(Data records)
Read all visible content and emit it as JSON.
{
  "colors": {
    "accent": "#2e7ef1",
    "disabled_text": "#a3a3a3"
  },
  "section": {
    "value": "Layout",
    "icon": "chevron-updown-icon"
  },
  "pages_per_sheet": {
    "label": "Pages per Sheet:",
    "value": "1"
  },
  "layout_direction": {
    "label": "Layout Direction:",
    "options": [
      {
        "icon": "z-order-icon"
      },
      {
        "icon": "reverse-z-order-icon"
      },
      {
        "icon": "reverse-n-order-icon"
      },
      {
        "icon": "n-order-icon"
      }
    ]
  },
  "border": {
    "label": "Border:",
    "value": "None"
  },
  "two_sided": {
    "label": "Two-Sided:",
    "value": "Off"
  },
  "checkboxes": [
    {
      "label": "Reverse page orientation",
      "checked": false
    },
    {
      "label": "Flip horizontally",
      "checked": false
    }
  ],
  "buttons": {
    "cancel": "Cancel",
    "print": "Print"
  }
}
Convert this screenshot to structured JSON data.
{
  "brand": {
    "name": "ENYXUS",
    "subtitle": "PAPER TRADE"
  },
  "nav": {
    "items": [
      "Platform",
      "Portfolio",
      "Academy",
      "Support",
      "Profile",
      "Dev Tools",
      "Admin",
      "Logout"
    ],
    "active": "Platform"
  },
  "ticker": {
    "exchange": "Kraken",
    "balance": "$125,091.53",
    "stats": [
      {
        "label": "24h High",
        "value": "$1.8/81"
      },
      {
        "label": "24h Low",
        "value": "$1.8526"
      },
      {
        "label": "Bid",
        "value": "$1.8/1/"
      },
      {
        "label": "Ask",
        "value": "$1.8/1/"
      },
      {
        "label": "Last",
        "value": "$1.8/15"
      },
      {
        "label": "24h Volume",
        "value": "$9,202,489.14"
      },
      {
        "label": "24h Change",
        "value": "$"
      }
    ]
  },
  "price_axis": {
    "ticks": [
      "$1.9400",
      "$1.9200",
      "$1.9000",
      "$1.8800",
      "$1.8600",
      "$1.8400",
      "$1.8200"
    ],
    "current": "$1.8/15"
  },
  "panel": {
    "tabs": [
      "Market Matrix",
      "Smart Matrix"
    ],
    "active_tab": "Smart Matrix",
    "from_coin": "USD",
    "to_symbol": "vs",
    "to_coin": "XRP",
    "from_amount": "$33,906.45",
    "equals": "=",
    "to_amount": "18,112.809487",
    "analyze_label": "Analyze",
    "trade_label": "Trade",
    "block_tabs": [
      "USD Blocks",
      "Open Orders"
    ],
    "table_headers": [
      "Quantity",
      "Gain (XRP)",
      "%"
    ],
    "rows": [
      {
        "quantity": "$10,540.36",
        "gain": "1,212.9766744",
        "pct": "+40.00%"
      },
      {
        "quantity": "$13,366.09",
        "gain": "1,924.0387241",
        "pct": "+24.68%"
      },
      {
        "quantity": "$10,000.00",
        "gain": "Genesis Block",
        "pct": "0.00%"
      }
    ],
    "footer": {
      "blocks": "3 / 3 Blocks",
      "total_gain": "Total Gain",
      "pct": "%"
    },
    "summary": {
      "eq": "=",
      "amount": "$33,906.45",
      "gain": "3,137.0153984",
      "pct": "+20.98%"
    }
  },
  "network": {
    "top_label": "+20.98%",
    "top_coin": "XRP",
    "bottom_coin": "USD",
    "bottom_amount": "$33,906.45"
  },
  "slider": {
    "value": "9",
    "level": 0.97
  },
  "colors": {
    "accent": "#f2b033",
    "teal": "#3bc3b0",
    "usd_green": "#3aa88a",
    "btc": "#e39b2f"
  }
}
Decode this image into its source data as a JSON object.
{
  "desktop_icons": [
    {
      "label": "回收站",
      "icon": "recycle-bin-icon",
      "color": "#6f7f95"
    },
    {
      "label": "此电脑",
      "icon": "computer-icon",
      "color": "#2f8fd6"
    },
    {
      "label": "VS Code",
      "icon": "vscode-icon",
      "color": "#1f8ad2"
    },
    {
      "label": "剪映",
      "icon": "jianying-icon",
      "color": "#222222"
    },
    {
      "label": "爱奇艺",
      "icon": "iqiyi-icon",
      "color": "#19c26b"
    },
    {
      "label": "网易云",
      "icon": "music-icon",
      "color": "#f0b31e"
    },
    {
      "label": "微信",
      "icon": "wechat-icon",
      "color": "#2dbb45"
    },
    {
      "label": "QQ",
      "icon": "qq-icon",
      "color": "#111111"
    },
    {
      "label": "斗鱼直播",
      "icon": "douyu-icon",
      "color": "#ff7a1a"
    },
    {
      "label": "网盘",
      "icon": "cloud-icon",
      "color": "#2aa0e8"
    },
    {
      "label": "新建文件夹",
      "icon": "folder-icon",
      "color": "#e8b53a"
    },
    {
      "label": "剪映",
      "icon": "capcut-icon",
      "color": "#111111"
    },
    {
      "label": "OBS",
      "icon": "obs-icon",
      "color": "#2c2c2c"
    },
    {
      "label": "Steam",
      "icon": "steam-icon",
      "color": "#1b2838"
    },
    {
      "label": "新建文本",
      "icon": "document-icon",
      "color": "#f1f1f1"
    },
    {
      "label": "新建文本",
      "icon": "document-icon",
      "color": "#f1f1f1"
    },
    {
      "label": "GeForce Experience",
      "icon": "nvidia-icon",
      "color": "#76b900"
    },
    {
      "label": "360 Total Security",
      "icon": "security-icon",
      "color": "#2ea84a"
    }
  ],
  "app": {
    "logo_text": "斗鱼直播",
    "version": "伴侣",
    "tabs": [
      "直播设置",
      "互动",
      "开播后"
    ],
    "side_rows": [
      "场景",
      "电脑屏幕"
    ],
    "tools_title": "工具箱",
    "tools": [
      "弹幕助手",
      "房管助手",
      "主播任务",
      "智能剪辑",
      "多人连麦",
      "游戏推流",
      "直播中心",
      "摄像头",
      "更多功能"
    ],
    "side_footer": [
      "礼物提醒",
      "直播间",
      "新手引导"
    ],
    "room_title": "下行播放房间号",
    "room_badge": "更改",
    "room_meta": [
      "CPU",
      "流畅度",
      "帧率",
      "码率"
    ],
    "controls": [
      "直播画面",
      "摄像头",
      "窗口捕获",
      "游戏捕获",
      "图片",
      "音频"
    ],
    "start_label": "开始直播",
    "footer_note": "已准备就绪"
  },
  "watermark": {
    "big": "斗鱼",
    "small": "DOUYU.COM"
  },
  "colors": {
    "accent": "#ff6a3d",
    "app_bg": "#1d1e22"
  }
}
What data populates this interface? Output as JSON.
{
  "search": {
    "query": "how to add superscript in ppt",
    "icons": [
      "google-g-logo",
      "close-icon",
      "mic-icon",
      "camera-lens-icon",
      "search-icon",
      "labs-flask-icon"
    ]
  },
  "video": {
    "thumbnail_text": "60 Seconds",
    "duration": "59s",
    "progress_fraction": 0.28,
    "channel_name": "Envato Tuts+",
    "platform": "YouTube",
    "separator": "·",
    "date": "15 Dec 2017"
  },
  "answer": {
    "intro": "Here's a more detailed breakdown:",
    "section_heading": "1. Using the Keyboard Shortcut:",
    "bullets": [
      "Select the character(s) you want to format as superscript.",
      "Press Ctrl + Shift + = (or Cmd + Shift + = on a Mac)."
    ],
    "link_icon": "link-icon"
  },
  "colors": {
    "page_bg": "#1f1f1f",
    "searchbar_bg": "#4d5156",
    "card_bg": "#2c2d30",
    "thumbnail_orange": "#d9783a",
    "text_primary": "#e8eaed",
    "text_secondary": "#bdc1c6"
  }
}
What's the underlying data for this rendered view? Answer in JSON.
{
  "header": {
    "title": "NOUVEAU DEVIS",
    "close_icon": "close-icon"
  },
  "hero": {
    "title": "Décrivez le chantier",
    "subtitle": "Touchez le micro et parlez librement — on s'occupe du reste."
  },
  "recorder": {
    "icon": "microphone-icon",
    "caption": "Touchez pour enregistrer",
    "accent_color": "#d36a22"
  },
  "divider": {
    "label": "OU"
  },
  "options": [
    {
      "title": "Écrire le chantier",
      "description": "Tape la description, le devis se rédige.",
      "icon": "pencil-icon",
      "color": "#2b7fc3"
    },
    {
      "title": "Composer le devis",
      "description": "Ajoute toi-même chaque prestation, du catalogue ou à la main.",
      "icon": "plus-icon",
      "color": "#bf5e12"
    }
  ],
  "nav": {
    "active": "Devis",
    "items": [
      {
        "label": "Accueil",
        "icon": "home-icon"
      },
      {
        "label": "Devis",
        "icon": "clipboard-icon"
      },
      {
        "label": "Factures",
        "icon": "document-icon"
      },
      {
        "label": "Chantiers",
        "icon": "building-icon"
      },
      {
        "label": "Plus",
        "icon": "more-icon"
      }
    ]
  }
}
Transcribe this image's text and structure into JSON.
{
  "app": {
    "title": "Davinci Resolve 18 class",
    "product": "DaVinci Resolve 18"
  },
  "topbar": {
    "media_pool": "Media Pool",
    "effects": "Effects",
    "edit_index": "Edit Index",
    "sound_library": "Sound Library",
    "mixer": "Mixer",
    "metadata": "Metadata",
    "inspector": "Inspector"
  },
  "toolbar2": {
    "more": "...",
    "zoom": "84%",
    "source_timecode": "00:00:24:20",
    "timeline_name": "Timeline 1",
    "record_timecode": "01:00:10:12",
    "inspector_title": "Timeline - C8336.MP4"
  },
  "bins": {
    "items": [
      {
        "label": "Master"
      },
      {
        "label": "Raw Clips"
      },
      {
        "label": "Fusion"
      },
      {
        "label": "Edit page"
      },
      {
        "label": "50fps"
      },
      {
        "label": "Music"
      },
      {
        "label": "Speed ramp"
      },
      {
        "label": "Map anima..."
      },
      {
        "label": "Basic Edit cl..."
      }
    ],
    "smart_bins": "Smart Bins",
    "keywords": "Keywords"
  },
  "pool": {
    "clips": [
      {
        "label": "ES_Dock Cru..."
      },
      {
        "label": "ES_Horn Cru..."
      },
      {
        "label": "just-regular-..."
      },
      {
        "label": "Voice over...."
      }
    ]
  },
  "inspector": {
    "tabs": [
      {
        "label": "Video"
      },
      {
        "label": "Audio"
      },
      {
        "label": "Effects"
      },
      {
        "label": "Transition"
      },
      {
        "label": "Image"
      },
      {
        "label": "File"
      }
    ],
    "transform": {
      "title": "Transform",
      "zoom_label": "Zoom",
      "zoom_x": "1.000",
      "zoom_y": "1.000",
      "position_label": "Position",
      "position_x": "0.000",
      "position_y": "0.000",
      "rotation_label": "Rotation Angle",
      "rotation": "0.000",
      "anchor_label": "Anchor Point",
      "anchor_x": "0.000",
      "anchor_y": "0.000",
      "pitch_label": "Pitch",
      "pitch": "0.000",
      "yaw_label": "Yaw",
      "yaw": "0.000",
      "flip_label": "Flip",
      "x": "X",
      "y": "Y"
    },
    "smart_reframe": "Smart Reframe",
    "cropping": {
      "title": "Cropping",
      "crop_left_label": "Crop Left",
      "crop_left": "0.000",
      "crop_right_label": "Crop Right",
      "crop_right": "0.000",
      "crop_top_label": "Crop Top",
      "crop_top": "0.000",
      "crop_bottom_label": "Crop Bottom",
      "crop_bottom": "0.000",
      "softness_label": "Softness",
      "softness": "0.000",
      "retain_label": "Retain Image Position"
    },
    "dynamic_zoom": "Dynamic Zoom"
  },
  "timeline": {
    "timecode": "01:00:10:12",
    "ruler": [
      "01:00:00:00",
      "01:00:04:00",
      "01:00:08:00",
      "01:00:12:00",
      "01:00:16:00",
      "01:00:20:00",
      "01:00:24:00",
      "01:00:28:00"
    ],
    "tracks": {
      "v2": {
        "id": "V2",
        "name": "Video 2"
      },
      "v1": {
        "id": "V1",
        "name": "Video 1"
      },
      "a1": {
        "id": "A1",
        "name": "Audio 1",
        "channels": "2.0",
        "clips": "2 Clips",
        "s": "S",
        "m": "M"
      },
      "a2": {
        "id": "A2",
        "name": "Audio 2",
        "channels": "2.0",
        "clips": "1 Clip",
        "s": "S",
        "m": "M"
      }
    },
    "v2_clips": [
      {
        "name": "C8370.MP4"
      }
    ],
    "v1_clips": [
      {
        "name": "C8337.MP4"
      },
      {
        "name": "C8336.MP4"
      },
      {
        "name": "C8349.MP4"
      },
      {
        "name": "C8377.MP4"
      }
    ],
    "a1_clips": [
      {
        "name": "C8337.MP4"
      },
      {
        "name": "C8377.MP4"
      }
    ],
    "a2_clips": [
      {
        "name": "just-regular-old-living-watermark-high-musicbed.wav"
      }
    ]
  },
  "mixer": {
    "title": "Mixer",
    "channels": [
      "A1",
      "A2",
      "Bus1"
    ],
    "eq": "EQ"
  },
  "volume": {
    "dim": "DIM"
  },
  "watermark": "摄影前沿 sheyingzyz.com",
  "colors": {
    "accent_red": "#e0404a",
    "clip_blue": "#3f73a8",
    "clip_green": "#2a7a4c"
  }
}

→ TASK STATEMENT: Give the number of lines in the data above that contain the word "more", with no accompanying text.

→ SOLUTION TO THIS PROBLEM: 3